AP HUMAN GEO Unit 2 Culture


Terms in this set (...)

occurs when the "weaker" of two cultures adopts traits from the more dominant culture
Process where people lose originally differentiating traits (like dress) when they come in contact with another culture; often used to describe immigrant adaptation to a new place of residence
Cultural Adaptation
adjusting to a translation based on the cultural environment of the target language
Cultural Identity
the way people categorize their culture, sometimes by the way they dress and what they eat
Cultural Landscape
Visible imprint of human activity and culture on the landscape; layers of buildings, forms, and artifacts sequentially imprinted on the landscape by the activities of various human occupants
Cultural Realm
the entire region that displays the characteristics of a culture
Sum total of knowledge, attitudes, and habitual behavior patterns shared and transmitted by the members of a society (via an anthropologist)
Formal Culture Region
Type of region marked by a certain degree of homogeneity in one or more phenomena; AKA uniform region or homogenous region
Functional Region
Region defined by the particular set of activities or interactions that occur within it ex: DFW
Vernacular (Perceptual)
a region perceived and defined by its inhabitants, usually with a popularly given or accepted nickname; popular region
Expansive Diffusion
Spread of innovation or idea through a population in an area in such a way that the number of those influenced grows continuously larger, resulting in an expanding area of dissemination
Relocation Diffusion
Sequential diffusion process in which the items being diffused are transmitted by their carrier agents as they evacuate the old areas and relocate into the new ones; most common form involves spreading of innovations via a migrating population
Sequent Occupance
Notion that successive societies leave their cultural imprints on a place, each contributing to the cumulative cultural landscape
Adaptive Strategies
the unique way in which each culture uses its particular physical environment
Anglo-American Landscape Characteristics
an American, especially an inhabitant of the United States, whose language and ancestry are English
Architectural Form
the look of housing, effected by the available materials, the environment the house is in, and the popular culture of the time
Built Environment
part of the physical landscape that represents material culture; the landscape created by humans
Folk Culture
Cultural traits such as dress modes, dwellings, traditions, and institutions of usually small, traditional communities
oral tradition of a group; includes proverbs, prayers, common expressions, superstitions, beliefs, narrative tales, and legends

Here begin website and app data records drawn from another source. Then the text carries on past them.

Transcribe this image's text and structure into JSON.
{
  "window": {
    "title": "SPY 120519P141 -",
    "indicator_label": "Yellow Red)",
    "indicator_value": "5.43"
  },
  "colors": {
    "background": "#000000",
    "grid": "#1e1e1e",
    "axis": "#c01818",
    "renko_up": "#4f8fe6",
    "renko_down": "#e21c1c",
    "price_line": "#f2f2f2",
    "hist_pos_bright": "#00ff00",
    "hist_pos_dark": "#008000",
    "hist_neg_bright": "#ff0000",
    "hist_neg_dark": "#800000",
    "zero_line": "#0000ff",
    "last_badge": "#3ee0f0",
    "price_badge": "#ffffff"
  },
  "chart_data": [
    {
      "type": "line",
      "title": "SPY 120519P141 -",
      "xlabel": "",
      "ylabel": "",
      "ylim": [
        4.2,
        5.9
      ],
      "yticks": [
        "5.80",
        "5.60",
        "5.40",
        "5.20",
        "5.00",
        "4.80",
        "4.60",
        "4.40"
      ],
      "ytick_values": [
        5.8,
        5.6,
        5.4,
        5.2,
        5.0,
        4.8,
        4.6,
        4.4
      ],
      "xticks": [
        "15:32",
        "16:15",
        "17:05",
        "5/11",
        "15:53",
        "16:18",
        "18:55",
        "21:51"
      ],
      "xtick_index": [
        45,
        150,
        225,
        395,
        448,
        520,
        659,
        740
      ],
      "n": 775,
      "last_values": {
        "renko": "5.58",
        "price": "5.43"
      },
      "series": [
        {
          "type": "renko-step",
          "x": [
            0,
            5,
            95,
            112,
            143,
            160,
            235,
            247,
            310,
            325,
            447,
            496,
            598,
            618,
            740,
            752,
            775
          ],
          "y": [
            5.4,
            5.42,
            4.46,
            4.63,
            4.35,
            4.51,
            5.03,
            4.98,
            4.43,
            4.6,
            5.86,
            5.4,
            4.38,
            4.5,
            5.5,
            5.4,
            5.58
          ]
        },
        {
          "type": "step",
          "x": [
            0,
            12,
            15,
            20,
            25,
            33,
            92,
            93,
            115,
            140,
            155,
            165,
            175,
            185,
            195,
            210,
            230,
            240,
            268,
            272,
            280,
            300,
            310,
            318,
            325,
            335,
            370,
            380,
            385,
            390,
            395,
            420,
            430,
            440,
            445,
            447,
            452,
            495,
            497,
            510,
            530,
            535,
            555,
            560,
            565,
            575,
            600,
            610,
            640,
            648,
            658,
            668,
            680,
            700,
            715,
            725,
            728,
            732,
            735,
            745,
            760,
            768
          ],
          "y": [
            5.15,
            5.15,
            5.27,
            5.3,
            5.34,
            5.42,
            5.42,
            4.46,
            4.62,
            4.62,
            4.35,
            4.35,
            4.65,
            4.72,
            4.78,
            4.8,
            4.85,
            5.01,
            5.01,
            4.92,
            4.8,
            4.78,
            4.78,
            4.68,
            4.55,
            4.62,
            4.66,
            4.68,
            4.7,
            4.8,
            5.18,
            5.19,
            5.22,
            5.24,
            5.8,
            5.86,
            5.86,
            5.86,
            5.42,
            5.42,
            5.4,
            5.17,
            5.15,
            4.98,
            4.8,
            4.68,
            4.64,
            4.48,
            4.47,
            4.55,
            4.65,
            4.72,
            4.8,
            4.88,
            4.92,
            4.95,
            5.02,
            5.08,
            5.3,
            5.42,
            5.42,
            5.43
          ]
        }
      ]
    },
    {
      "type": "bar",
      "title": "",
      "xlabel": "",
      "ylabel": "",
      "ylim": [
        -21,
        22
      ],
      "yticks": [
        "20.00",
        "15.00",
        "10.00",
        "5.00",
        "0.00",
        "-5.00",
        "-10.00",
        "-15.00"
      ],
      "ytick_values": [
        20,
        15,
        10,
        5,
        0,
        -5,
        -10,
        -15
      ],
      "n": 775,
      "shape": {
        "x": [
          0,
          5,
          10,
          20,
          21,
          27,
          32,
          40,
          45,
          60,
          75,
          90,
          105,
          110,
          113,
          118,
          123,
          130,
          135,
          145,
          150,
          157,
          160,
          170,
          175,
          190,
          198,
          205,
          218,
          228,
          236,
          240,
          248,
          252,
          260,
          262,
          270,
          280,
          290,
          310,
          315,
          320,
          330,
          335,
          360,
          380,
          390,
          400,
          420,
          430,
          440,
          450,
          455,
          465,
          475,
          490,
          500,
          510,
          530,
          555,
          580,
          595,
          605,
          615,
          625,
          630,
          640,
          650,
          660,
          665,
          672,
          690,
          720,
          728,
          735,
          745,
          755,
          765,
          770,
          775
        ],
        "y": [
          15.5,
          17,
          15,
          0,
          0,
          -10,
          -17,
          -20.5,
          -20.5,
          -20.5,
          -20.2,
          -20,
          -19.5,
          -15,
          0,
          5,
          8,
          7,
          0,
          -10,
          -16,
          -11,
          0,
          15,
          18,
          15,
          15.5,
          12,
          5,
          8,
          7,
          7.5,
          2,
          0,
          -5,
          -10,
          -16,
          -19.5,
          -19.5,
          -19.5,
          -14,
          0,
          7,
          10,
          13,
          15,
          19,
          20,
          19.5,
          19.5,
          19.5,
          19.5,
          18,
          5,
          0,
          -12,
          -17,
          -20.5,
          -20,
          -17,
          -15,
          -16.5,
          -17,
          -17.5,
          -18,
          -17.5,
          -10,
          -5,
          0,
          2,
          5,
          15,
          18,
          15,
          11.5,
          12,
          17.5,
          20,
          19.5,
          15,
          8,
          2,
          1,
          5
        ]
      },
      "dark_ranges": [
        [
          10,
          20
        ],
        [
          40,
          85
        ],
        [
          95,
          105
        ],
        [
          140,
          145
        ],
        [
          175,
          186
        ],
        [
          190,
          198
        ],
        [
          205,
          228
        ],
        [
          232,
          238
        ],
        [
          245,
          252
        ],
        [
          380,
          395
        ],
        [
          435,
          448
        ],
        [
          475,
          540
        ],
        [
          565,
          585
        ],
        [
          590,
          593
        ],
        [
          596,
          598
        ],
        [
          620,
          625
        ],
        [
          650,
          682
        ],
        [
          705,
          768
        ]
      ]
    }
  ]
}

Material Culture
The art, housing, clothing, sports, dances, foods, and other similar items constructed or created by a group of people
Nonmaterial Culture
The beliefs, practices, aesthetics, and values of a group of people
Popular Culture
Cultural traits such as dress, diet, and music that identify and are part of today's changeable urban-based, media influenced western societies
Survey Systems
systems that are used to collect data
Traditional Architecture
traditional building styles of different cultures, religions, and places
Lingua Franca
an established language used for communication by people whose native tongues are mutually incomprehensible
Hierarchical Expansion
Diffusion in which an idea or innovation spreads by passing first among the most connected places or people; urban hierarchy usually involved, encouraging the leapfrogging of innovations over wide areas, with geographic distance a less important influence
Contagious Expansion
Distance-controlled spreading of an idea, innovation or some other item through a local population by contact from person to person- analogous to the communication of a contagious illness
Stimulus Expansion
Diffusion in which a cultural adaptation is created as result of the introduction of a cultural trait from another place